Monday, December 3, 2007

A Holiday Story Involving Robyn Hitchcock

The holiday season has arrived, and it's time to get merry for the great annual celebrations of family, friendship, and consumer excess. Saturday evening found Mrs.5000 and myself decking the proverbial halls. Holding off on the exterior lights because of the predicted Great Storm of 2007 (a bit of a disappointment, frankly) we were otherwise wholeheartedly getting our yule on, assembling and then trimming the "tree" to a lovely soundtrack of carols and seasonal songs. Nice.
[Right: The "Tree"]

I'm not sure what made me think to check the calendar, but after I did I came back downstairs to herald, as it were, an abrupt change of mood. "Remember how we got tickets to Robyn Hitchcock?" I asked. "Well, that show is coming right up. In fact, it's in half an hour." Nimble and spontaneous despite our advanced years, we promptly started down the aging hipster's pre-show checklist, finding shoes with the best possible arch support and so on. Then, off to the Doug Fir.

Robyn Hitchcock is the elder statesman of a whole genre of punkish, folkish, absurdist rock music, and he clearly relishes that role.

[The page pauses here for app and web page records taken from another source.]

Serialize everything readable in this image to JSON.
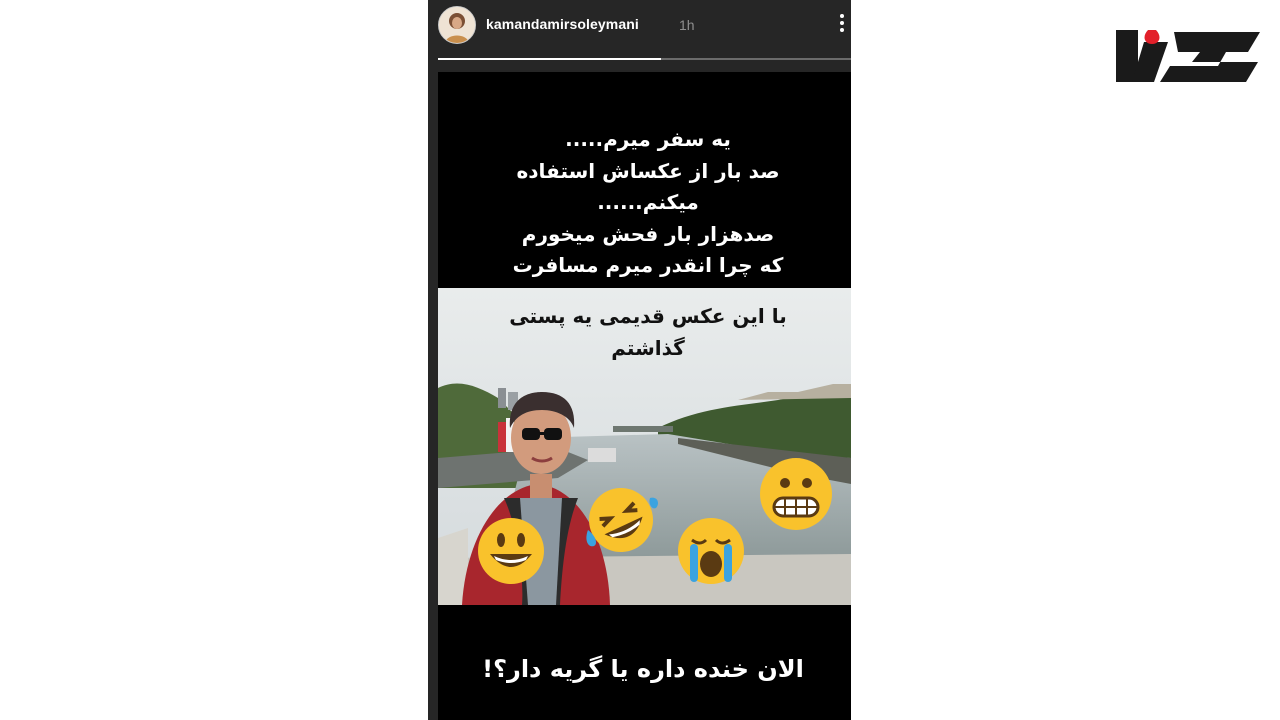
{
  "site_logo": {
    "text": "رکنا",
    "color": "#1a1a1a",
    "accent": "#e2202a"
  },
  "story": {
    "username": "kamandamirsoleymani",
    "time_ago": "1h",
    "progress": 0.54,
    "top_text_lines": [
      "یه سفر میرم.....",
      "صد بار از عکساش استفاده",
      "میکنم......",
      "صدهزار بار فحش میخورم",
      "که چرا انقدر میرم مسافرت"
    ],
    "photo_caption_lines": [
      "با این عکس قدیمی یه پستی",
      "گذاشتم"
    ],
    "bottom_text": "الان خنده داره یا گریه دار؟!",
    "emojis": [
      "grinning-face",
      "rofl-face",
      "loudly-crying-face",
      "grimacing-face"
    ]
  }
}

Now, it can't really be said that he brought his "A" game on Saturday. He ran into trouble with each of his first three songs, then stopped the show to scold somebody in front for talking. Still, Robyn Hitchcock's "B" game is better than many a lesser band's perfect execution, and when he followed the rocky start with an absolutely glowing rendition of the lovely "No, I Don't Remember Guildford," he would have won me back even if he had lost me in the first place.

[Right: We Had Fun]

For most of the show, Hitchcock -- whose stage persona and musical muse are equal measures Bob Dylan and Zaphod Beeblebrox -- was backed by his alt-80s supergroup, the Venus 3. I'm not sure if any of these guys really need the money; even if they do, it is clear that they thoroughly enjoy playing music for an appreciative small-club audience. When I grow up, I want to be just like that. The surreal encore medley took the cake: a transition from a rave-up reading of the Velvet Underground's "Heroin" to, of all things, the Doors' "The End," the latter performed absolutely straight-faced even in its most ridiculous aspects ("The killer woke before dawn.... and he put his boots on!").

We were by the stairs, and Peter Buck (of R.E.M., also one of the Venus 3), who I regarded as a figure of nearly divine status during my undergraduate years, kept brushing by us as he came and went during the opening act (one Sean Nelson, who was quite good). Towards the end of the show, I noticed that Decemberist Colin Meloy was standing immediately behind Mrs.5000. In younger life, all of this rock and roll made physically incarnate would have sent me into a swoon. Now, it just made me think, "Wow, I'll have to put this in the blog."

Robyn Hitchcock and the Venus 3


Boo said...

I might still swoon but for sure blogging about it would come to mind. What a cool venue. And fun was had to boot and before dawn. That rocks.

Glad to hear the storms that way were not as bad for you. I was a bit worried reading about it.

Now to look at that quiz sans wiki.

Rebel said...

You kids are too cool for school.

Did Mrs.5K get Peter Buck to sign her boob?

Bridget said...

Gotta say, Mr. M5K - I love the decked halls and the decked blog! Way to do the digital decoration!

Anonymous said...

In answer to Rebel's question: I always find that sort of thing a little awkward, so I asked him not to.

Chance said...

Wow, that was a night to remember! I'm hugely envious.

Rebel said...

LMAO! It's probably better not to make M5K jealous.

fingerstothebone said...

Nice Christmas-y banner.

The [Cherry] Ride said...

I too have a fondness for Mr. Hitchcock. "Madonna of the Wasps" was a favorite in college (!).

So how is the Doug Fir for shows?

Michael5000 said...

@rebel: If there was any boob signing, it would have had to be while I was in the restroom.

@bridget & fingers: Thanks! Thought I'd spread some holiday cheer for passers-by.

@chance: I'm almost envious of myself. Except that doesn't make sense. But you get the idea.

@[Cherry]: We really LIKE the Doug Fir. It is comfortable and pretty laid back, at least for the kind of shows that we go to. It has the reputation of being the hippest spot in town, though, and my thought on that is that if a couple of geezers like the 5000s feel like they fit in there, it really SHOULDN'T be that. We shouldn't even be allowed IN the hippest spot in town, on general principle.